Shoppers hold hands at the Willow Grove Park Mall in Willow Grove, Pennsylvania, November 14, 2020.
Mark Makela | Reuters
Almost 40% of Americans plan to spend less on gifts this holiday season than they did last year, the largest such percentage since 2013, according to the CNBC All-America Economic Survey.
Just 11% plan to spend more, as Americans continue to cope with surging Covid-19 cases and widespread unemployment. The average American plans to spend just $886, down 10% from their planned spending last year, according to the survey.
Of the 800 Americans surveyed, 29% said they plan to spend less due to lost wages or income, 19% cited the coronavirus and 17% cited the poor economy.
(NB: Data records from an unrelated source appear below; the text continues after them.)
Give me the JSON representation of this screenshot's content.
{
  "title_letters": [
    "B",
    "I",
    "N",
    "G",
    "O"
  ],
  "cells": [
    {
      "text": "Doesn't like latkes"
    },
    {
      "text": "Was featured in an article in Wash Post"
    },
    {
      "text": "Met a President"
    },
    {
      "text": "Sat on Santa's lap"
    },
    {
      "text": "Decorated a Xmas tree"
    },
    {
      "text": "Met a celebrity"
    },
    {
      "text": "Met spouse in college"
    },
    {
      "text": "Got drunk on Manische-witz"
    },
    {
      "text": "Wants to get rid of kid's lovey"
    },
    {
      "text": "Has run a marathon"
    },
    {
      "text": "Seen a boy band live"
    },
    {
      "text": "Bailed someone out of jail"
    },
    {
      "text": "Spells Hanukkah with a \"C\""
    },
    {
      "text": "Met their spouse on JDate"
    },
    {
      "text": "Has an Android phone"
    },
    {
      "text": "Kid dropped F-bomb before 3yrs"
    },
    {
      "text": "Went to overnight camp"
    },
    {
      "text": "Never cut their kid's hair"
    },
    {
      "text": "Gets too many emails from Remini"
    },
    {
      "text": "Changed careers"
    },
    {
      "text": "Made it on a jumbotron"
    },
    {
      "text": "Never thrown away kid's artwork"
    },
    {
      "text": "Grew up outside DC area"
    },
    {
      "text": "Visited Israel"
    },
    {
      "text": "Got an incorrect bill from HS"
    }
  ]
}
The poll carries a margin of error of plus or minus 3.5%.
All income groups reported planning to spend less this year compared with a year ago. And when it comes to actual dollars they plan to spend, the wealthiest Americans could be holding back the most.
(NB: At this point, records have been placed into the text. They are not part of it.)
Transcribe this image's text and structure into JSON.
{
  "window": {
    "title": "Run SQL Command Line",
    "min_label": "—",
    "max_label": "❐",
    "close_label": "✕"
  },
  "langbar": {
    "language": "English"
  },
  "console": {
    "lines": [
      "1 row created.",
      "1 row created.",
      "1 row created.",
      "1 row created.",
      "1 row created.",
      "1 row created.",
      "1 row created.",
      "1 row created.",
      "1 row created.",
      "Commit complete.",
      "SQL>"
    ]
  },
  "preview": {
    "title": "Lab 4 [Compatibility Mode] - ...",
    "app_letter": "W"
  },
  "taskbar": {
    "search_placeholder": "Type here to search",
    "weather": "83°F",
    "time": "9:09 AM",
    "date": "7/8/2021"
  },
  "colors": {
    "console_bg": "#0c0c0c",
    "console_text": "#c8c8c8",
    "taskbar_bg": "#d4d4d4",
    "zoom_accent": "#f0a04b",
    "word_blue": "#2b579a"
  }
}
“It does seem like those Americans earning over $100,000 are holding back a little bit more than they did in 2019,” said Jay Campbell, partner at Hart Research, which serves as the Democratic pollster.
Americans could be saving for a potential 2021 downturn. A third of respondents said they believe the economy will get worse in the next year, double the percentage from October. That’s despite the development and imminent deployment of a Covid vaccine. Outlook fell along party lines, though: Republicans have turned negative with the election of former Vice President Joe Biden, while Democrats have turned positive.
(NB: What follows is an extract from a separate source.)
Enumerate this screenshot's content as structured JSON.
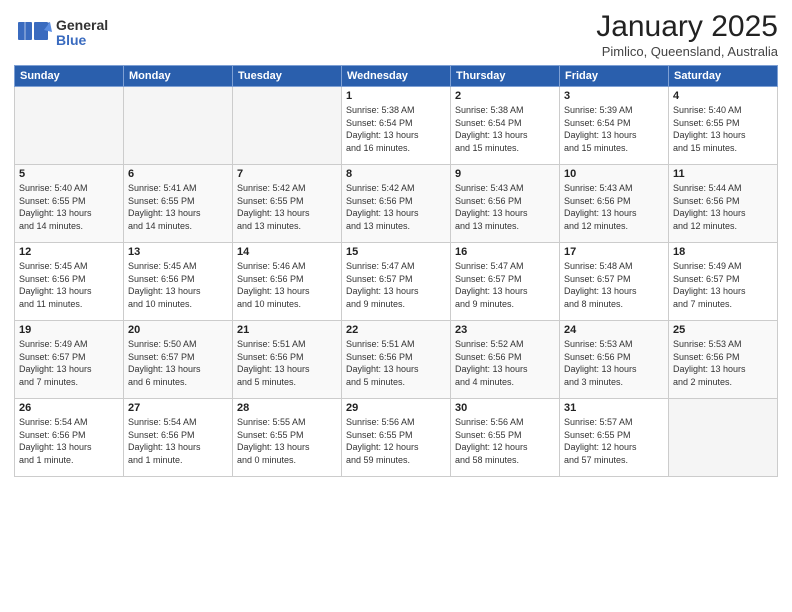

Americans’ views on the current state of the economy remain about the same as last quarter with 34% characterizing it as “good” or “excellent,” compared with 62% who call it “fair” or “poor.”
While Americans plan to spend less overall this holiday season, they plan to do a lot more spending online.
In a huge jump, 55% say they will do most of their shopping online, compared with 43% a year ago. It’s the biggest gain in the 14 years of the survey and follows a three-year plateau in that metric. ItR